- Protecting Data
- Protecting Devices
- Protecting Your Identity
- Cybersecurity Contests for Students
- Cybersecurity Contests for Faculty and Staff
Similar to the loss of a wallet, losing your computer, tablet, phone or flash drive can have just as negative an impact, and immediate measures must be taken. Learn how you can protect your personal information before anything happens and increase the chances of your device being returned to you.
Set yourself up for a better outcome by doing the following in advance, just in case your equipment goes missing:
If you device is lost or stolen, we strongly recommend changing your passwords to online services such as banking, email and social media if you access them from your mobile device. This could prevent your accounts from being compromised, should someone attempt to access them from your lost or stolen device.
|Who to tell||What will happen|
Lost or stolen devices should be reported to Campus Security, who will open a record noting the location, time and appearance of the missing device. They're available 24 hours a day and may offer resources or assist in locating or recovering the device.
Note that Campus Security will also discuss whether the loss or theft potentially poses privacy risks to the university.
Contact Campus Security at 111 Bond Street, email@example.com or 416-979-5040.
|Ryerson information and privacy coordinator||
For Ryerson faculty and employees, lost or stolen devices and storage media containing personally-identifiable information in non-encrypted formats must be reported to the university’s information and privacy coordinator at firstname.lastname@example.org. Learn the definition of "personal information" as defined in Ontario's Freedom of Information and Protection of Privacy Act (FIPPA).
The coordinator will assess the potential privacy breach in accordance with the university’s Information Protection Policy pursuant to FIPPA legislation.
|Local law enforcement||
Loss or theft should also be reported to your local law enforcement agency as a police record could assist in relating a recovered device to you.
|Your mobile carrier||
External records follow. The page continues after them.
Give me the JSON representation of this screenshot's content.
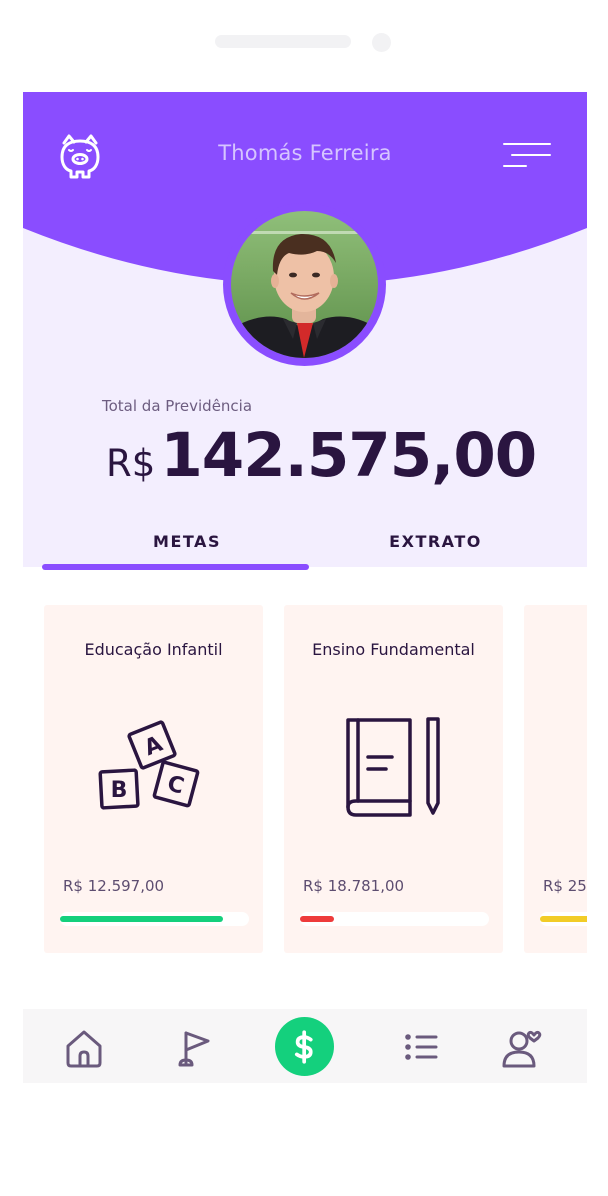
{
  "header": {
    "user_name": "Thomás Ferreira",
    "brand_color": "#8a4dff",
    "piggy_icon": "piggy-bank-icon",
    "menu_icon": "hamburger-menu-icon"
  },
  "balance": {
    "label": "Total da Previdência",
    "currency": "R$",
    "amount": "142.575,00"
  },
  "tabs": [
    {
      "label": "METAS",
      "active": true
    },
    {
      "label": "EXTRATO",
      "active": false
    }
  ],
  "goals": [
    {
      "title": "Educação Infantil",
      "icon": "abc-blocks-icon",
      "amount": "R$ 12.597,00",
      "progress": 0.86,
      "color": "#14d07d"
    },
    {
      "title": "Ensino Fundamental",
      "icon": "book-pencil-icon",
      "amount": "R$ 18.781,00",
      "progress": 0.18,
      "color": "#ee3b3b"
    },
    {
      "title": "",
      "icon": "",
      "amount": "R$ 25",
      "progress": 0.3,
      "color": "#f2cc27"
    }
  ],
  "bottom_nav": {
    "items": [
      "home-icon",
      "flag-icon",
      "dollar-icon",
      "list-icon",
      "user-heart-icon"
    ],
    "accent": "#14d07d"
  }
}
Mobile phone carriers regularly deal with issues of loss and theft, and may be able to track if anyone has used your device after it was reported lost or stolen. They may also block the device if they can't assist with returning the device to you.